I’ve been a Youthline helpline counsellor now for about two years. This year I joined the mentors’ team and for the past six months I’ve taken on my own trainees, listening to their calls and mentoring them through their training to become solo phone counsellors themselves.
It’s been an incredible amount of fun. The type of people who come to Youthline tend to be the good sort. Like most, I came to the organisation with a genuine interest in helping others…and ended up integrated into an awesome and supportive community of like-minded people. I value the personal and professional development I’ve gained there and, even more, the friends that I’ve made.
But this isn’t a recruitment drive for volunteers! I wanted to write about something I’ve learned in my time there. Something that has turned out to be a very powerful lesson for me.
I’ve learned how to listen.
It doesn’t sound remarkable, I know. Lots of people think they know how to listen. But what I’ve noticed is that people don’t as much know how to listen as how to wait. They wait for whoever they are interacting with to stop talking, then they start talking themselves. They might talk about something related, they might offer their opinion or advice, or they might share a similar story from their own experience.

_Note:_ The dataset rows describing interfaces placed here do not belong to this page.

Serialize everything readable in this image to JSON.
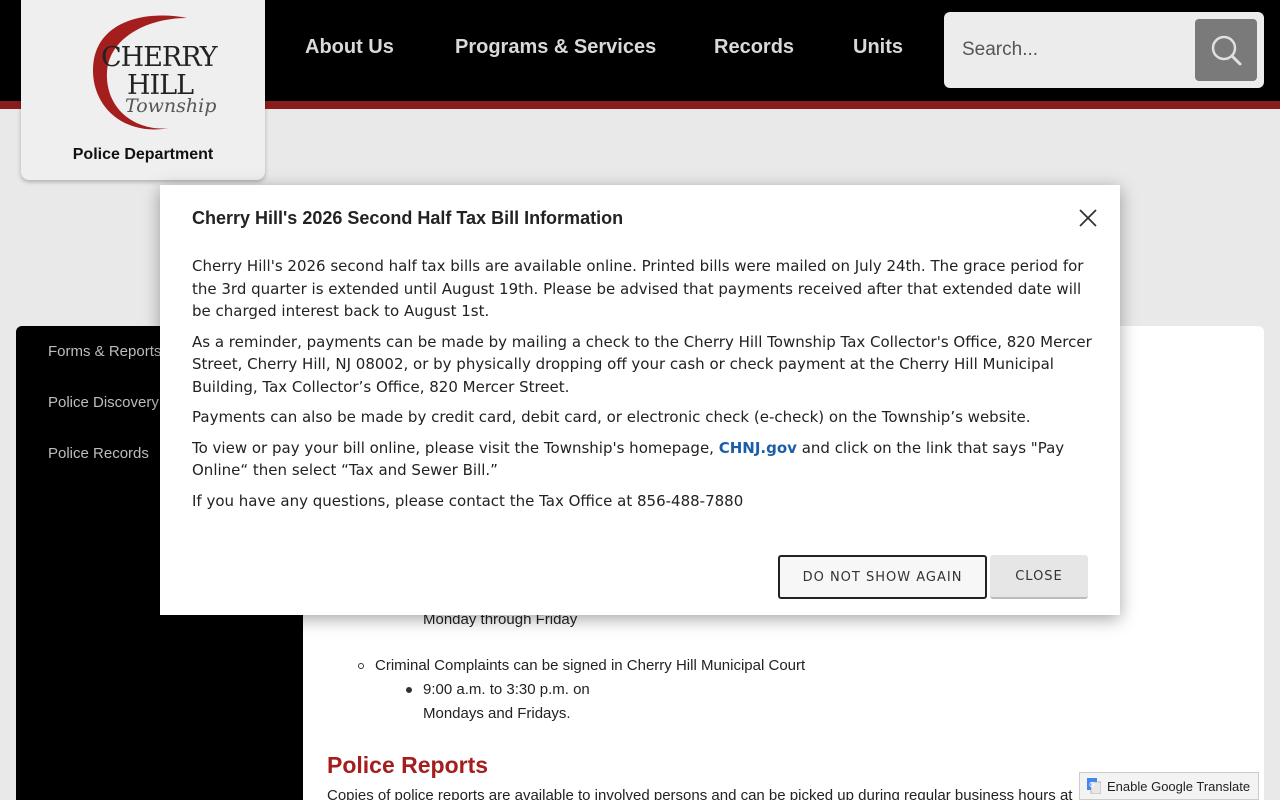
{
  "header": {
    "logo": {
      "line1": "CHERRY",
      "line2": "HILL",
      "line3": "Township",
      "dept": "Police Department"
    },
    "nav": [
      "About Us",
      "Programs & Services",
      "Records",
      "Units"
    ],
    "search": {
      "placeholder": "Search..."
    }
  },
  "sidebar": {
    "items": [
      "Forms & Reports",
      "Police Discovery",
      "Police Records"
    ]
  },
  "content": {
    "visible_lines": {
      "hours_days": "Monday through Friday",
      "complaints": "Criminal Complaints can be signed in Cherry Hill Municipal Court",
      "complaint_time": "9:00 a.m. to 3:30 p.m. on",
      "complaint_days": "Mondays and Fridays."
    },
    "reports_heading": "Police Reports",
    "reports_text": "Copies of police reports are available to involved persons and can be picked up during regular business hours at"
  },
  "modal": {
    "title": "Cherry Hill's 2026 Second Half Tax Bill Information",
    "p1": "Cherry Hill's 2026 second half tax bills are available online. Printed bills were mailed on July 24th.  The grace period for the 3rd quarter is extended until August 19th. Please be advised that payments received after that extended date will be charged interest back to August 1st.",
    "p2": "As a reminder, payments can be made by mailing a check to the Cherry Hill Township Tax Collector's Office, 820 Mercer Street, Cherry Hill, NJ 08002, or by physically dropping off your cash or check payment at the Cherry Hill Municipal Building, Tax Collector’s Office, 820 Mercer Street.",
    "p3": "Payments can also be made by credit card, debit card, or electronic check (e-check) on the Township’s website.",
    "p4_before": "To view or pay your bill online, please visit the Township's homepage, ",
    "p4_link": "CHNJ.gov",
    "p4_after": " and click on the link that says \"Pay Online“ then select “Tax and Sewer Bill.”",
    "p5": "If you have any questions, please contact the Tax Office at 856-488-7880",
    "btn_dont_show": "DO NOT SHOW AGAIN",
    "btn_close": "CLOSE"
  },
  "translate": {
    "label": "Enable Google Translate"
  },
  "colors": {
    "header_bg": "#000000",
    "stripe": "#8a1c1c",
    "link": "#1a5fa8",
    "heading_red": "#a51e1e"
  }
}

There is nothing really wrong with that, either. It’s how human interaction happens. When we talk to our friends we want to have a conversation, we want to hear their opinions and their reactions. We want feedback.
But who hasn’t had a conversation where you’ve tried to express how you feel about a difficult situation, looking for a sympathetic ear, and gotten frustrated when the other person either starts talking about their own life or tells you what to do to fix it. I know I have and, going by the number of people who call Youthline, I don’t think I’m alone.
Counselling training first and foremost teaches you how to listen. How to acknowledge, understand and reflect what someone is saying to you. Without judgement, without giving advice, and without talking about yourself.
And somewhat surprisingly (at least it was to me), it can be hugely beneficial. I think it makes people feel comforted when someone understands and sits alongside them during a difficult time in their life. It validates how they feel. It helps them to express themselves without fear of judgement.
So over this crazy holiday season, whatever you may be up to, I encourage you to try it out. Sit back and really listen to what someone is telling you. Think through all the things you would normally say, then maybe only say one of them, or none of them. Just be there and acknowledge what you hear.
You might be surprised at the result.